#### TASK BRIEF:
Copy each line from the records below in which the word "icon" is found.

Top of PROVIDED INFORMATION

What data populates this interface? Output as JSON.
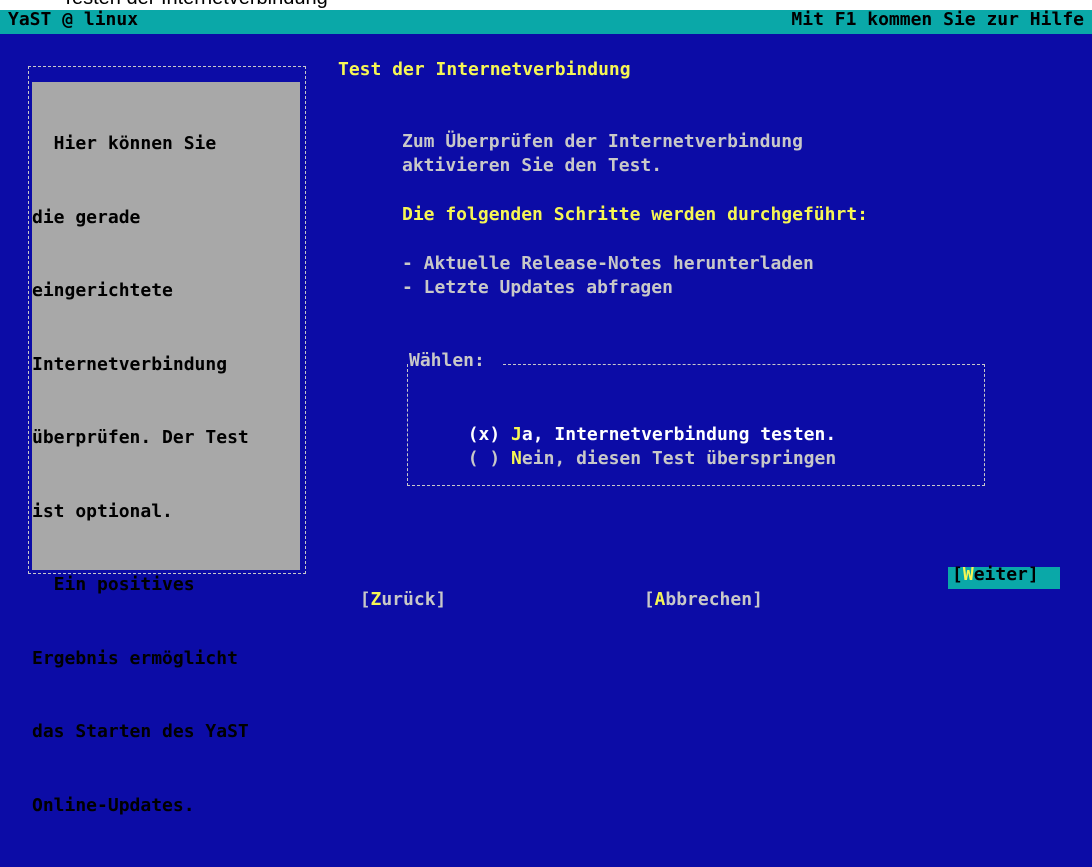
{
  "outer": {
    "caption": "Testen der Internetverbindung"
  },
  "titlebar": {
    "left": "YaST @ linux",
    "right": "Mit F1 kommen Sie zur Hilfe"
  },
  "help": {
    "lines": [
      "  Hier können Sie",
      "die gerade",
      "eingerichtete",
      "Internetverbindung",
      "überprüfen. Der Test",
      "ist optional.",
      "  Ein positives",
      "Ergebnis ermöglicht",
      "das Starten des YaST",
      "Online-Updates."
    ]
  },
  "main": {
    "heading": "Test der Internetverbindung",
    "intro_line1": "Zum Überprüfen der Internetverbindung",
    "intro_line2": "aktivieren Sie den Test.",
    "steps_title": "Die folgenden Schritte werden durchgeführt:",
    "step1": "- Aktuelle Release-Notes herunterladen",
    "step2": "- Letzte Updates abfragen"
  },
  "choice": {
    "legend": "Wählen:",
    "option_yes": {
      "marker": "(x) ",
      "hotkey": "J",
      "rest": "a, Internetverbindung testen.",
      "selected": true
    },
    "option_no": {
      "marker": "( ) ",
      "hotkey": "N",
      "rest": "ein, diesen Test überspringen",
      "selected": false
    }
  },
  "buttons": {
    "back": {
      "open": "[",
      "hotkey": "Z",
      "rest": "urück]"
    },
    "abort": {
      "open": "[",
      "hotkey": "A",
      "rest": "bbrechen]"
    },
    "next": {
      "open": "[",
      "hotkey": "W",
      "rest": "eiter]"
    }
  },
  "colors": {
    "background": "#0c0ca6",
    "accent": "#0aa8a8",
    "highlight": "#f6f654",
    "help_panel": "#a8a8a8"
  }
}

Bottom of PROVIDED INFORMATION
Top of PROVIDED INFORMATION

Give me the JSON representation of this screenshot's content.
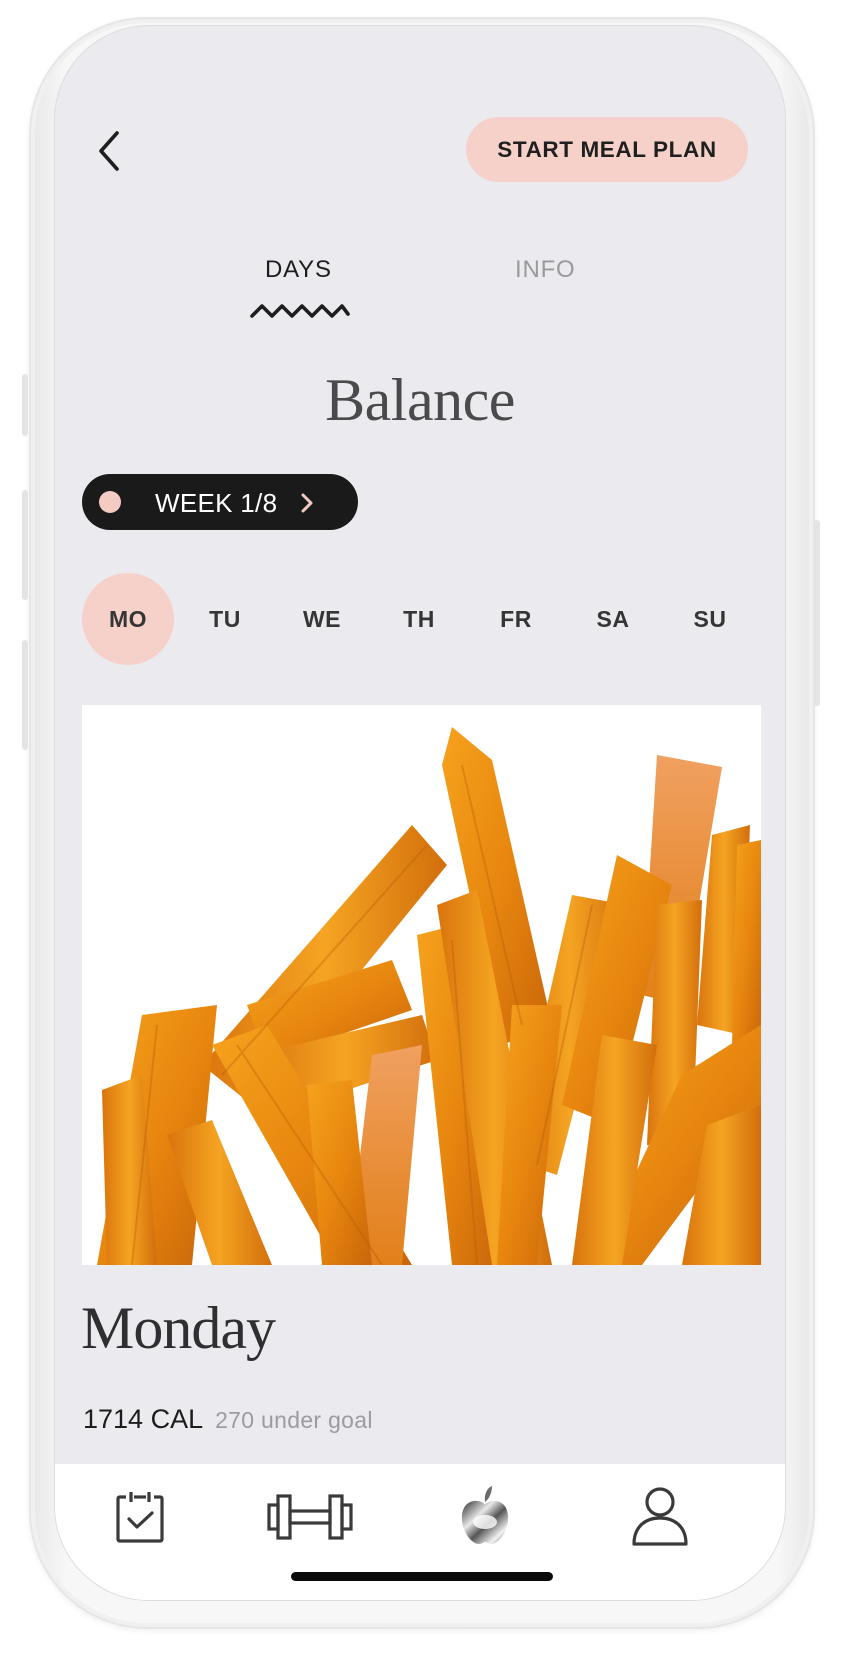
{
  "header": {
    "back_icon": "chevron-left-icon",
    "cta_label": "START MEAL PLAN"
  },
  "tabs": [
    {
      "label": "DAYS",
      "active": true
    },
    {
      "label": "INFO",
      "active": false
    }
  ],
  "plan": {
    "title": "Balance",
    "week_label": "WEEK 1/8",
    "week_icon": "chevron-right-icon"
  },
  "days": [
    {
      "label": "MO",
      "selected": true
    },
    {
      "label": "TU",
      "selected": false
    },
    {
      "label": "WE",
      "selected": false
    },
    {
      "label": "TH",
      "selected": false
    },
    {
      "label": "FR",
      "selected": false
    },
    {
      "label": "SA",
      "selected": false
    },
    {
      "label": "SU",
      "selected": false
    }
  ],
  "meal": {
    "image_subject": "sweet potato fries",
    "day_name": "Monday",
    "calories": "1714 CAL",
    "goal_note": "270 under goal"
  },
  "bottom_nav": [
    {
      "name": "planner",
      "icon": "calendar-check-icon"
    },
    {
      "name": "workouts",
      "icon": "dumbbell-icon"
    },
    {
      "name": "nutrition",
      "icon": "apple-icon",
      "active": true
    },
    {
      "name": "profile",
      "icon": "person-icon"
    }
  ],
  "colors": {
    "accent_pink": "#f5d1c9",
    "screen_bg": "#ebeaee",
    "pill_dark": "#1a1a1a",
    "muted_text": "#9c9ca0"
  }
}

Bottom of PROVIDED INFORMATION

#### TASK SOLUTION:
    "back_icon": "chevron-left-icon",
    "week_icon": "chevron-right-icon"
      "icon": "calendar-check-icon"
      "icon": "dumbbell-icon"
      "icon": "apple-icon",
      "icon": "person-icon"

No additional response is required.